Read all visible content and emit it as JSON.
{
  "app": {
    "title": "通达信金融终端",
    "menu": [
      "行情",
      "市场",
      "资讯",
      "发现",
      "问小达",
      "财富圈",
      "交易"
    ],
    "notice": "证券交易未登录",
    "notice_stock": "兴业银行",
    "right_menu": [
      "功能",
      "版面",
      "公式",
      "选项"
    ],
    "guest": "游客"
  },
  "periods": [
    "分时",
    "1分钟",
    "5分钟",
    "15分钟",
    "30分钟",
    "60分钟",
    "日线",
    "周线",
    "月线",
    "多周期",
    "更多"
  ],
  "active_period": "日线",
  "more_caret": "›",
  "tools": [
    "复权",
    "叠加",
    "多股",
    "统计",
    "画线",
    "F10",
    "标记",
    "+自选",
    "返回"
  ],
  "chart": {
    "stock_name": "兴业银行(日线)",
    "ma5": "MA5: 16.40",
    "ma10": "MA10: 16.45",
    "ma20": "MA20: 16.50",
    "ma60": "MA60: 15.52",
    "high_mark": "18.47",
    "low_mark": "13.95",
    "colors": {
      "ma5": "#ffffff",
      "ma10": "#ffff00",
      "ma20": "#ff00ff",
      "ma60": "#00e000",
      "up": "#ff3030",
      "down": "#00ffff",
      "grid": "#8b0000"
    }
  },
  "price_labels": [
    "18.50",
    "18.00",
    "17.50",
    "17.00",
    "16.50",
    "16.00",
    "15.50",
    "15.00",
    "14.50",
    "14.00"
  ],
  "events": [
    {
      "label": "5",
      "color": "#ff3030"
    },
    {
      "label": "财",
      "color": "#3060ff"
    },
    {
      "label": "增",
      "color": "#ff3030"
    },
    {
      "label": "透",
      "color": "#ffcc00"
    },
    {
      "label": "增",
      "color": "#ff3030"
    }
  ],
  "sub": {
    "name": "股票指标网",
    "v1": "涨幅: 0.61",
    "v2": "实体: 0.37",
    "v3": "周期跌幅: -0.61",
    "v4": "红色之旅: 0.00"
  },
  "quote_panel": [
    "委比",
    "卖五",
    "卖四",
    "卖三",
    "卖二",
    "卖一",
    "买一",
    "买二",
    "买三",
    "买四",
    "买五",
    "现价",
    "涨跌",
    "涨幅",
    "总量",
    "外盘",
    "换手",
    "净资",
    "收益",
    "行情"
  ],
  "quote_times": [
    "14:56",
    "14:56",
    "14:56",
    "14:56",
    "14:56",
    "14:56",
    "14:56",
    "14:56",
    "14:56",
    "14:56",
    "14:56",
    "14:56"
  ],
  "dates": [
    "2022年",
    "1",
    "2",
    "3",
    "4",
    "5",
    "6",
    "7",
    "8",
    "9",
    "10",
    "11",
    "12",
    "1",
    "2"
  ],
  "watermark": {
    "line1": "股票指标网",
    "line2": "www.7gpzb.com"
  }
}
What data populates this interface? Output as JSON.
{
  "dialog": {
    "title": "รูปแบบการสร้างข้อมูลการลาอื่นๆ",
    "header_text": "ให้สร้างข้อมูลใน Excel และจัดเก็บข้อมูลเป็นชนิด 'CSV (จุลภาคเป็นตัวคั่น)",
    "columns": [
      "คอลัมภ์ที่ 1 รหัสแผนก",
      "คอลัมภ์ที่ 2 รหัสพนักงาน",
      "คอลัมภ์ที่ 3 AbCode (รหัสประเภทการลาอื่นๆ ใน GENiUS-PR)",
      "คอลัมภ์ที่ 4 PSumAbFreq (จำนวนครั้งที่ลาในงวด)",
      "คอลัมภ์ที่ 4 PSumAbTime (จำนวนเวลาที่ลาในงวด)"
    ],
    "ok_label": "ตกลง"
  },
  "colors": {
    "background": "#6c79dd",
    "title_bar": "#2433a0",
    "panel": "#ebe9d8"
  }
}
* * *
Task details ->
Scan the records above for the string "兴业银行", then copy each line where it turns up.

Exercise output ->
    "notice_stock": "兴业银行",
    "stock_name": "兴业银行(日线)",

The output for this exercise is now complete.